Nathan: Yeah. I really like that. I can connect, build on, not rebuild. I really like that. One thing Tessa is this stuff is great and I think the high level is important. How did this come into practice? You’re mentioning before that it almost seems like specialties for different people like, “I am focused on this. I am focused on this.” How did it come together with your team to actually start implementing this?
Tessa: This is hard, because it’s still in progress. I wish I had this beautiful answer for you that had a beginning, middle, and end, but the truth is that, it’s still being written. I’ll tell you what we are doing, not what we’ve done. We are coming together as a global leadership team. Rather than it being a case where everyone separately goes and does their plans, we’re coming together as a global team. I am going to say, “Here’s this global campaign that we’re doing. Now everyone, go off and create the different pieces of it. Go off and create your part and your plan knowing that it ladders up to this bigger plan.”
Maybe this is still too high level, but we never had that unifying, “Here’s the singular plan that everything should ladder up to,” and that’s what we’re changing on a day-to-day basis. I think the big thing that we’ve changed is that we’re starting to treat the pieces of a campaign like a sprint. Email nurtures. That’s a workstream now, that’s a sprint under a campaign, not the campaign itself, and that’s changed.
I think just that positioning. I’m saying this because we used to have one email nurture, just one. The email nurture itself was a campaign. No longer. Instead, an email nurture is a tactic within a campaign. This year, we had five different campaigns. We realized that’s crazy, which is why next year, we’re just going to have one, but I think that’s the difference is that that email nurture is a component, it is not the thing, and that’s really helped because then, individual teams can go off and they know that they own that workstream. They are treating it like a sprint and then we come back together and say, “Okay, the email nurture is done. Great.” Now, the other dependencies within the campaign like where are we at with those other pieces.
That’s the mindset shift that happened. Also, that’s now how we manage and run things. I also have to say that just from a very, very executional level, we started to centralize things. It’s so simple, but it’s crazy how a few people do this, I think, or at least we didn’t do this. We have a central campaign calendar. That helps organize things. We have a weekly newsletter that we send to sales which that communication forces everyone to see the big picture.
We see it all together not just as what we’re working on, not just our own little responsibility. We now have a centralized content. We would ask digital asset management system now. We didn’t before. Those little things that give everyone access that then just helps support that higher level mindset shift toward thinking in a more integrated way.
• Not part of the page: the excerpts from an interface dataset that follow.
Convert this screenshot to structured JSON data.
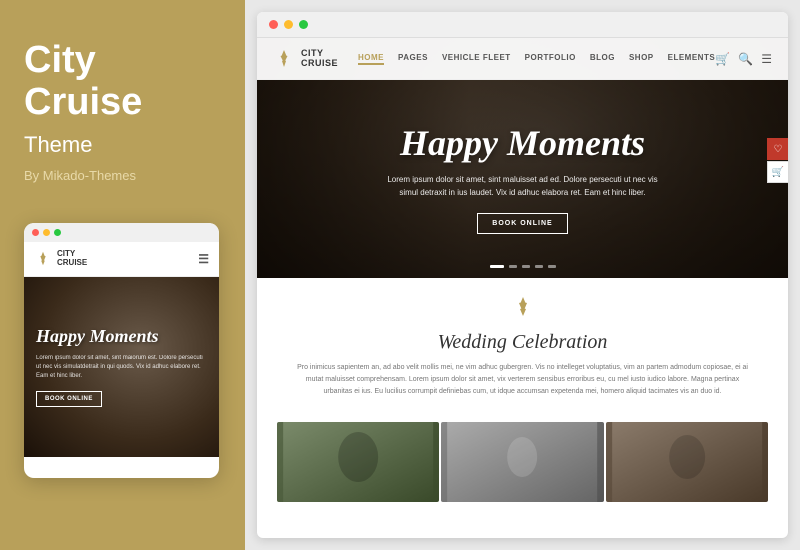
{
  "left": {
    "title_line1": "City",
    "title_line2": "Cruise",
    "subtitle": "Theme",
    "author": "By Mikado-Themes",
    "mobile_logo_line1": "CITY",
    "mobile_logo_line2": "CRUISE",
    "mobile_hero_title": "Happy Moments",
    "mobile_hero_text": "Lorem ipsum dolor sit amet, sint\nmaiorum est. Dolore persecuti ut nec\nvis simulatdetrait in qui quods. Vix id\nadhuc elabore ret. Eam et hinc liber.",
    "mobile_book_btn": "BOOK ONLINE"
  },
  "browser": {
    "dots": [
      "red",
      "yellow",
      "green"
    ],
    "site": {
      "logo_line1": "CITY",
      "logo_line2": "CRUISE",
      "nav_links": [
        {
          "label": "HOME",
          "active": true
        },
        {
          "label": "PAGES",
          "active": false
        },
        {
          "label": "VEHICLE FLEET",
          "active": false
        },
        {
          "label": "PORTFOLIO",
          "active": false
        },
        {
          "label": "BLOG",
          "active": false
        },
        {
          "label": "SHOP",
          "active": false
        },
        {
          "label": "ELEMENTS",
          "active": false
        }
      ],
      "hero_title": "Happy Moments",
      "hero_text": "Lorem ipsum dolor sit amet, sint maluisset ad ed. Dolore persecuti ut nec vis simul detraxit\nin ius laudet. Vix id adhuc elabora ret. Eam et hinc liber.",
      "hero_book_btn": "BOOK ONLINE",
      "hero_dots": [
        true,
        false,
        false,
        false,
        false
      ],
      "wedding_section_title": "Wedding Celebration",
      "wedding_text": "Pro inimicus sapientem an, ad abo velit mollis mei, ne vim adhuc gubergren. Vis no intelleget voluptatius, vim an partem admodum copiosae, ei\nai mutat maluisset comprehensam. Lorem ipsum dolor sit amet, vix verterem sensibus erroribus eu, cu mel iusto iudico labore. Magna pertinax\nurbanitas ei ius. Eu lucilius corrumpit definiebas cum, ut idque accumsan expetenda mei, homero aliquid tacimates vis an duo id.",
      "floating_icon1": "♡",
      "floating_icon2": "🛒"
    }
  }
}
Nathan: I love it. Actually, you had mentioned that this stuff is still in progress. Something I think about is marketing, and strategy, and agility will always be in progress. It’s fun to hear the way that other marketers approach challenges that are very similar to what I’m experiencing and I hope what some of our listeners are, too. I think that’s a good place to end this, Tessa. I just want to say thanks again for sharing this stuff on the Actionable Marketing Podcast. This went really deep and I really appreciate you being so open and honest with us.
October 30, 2019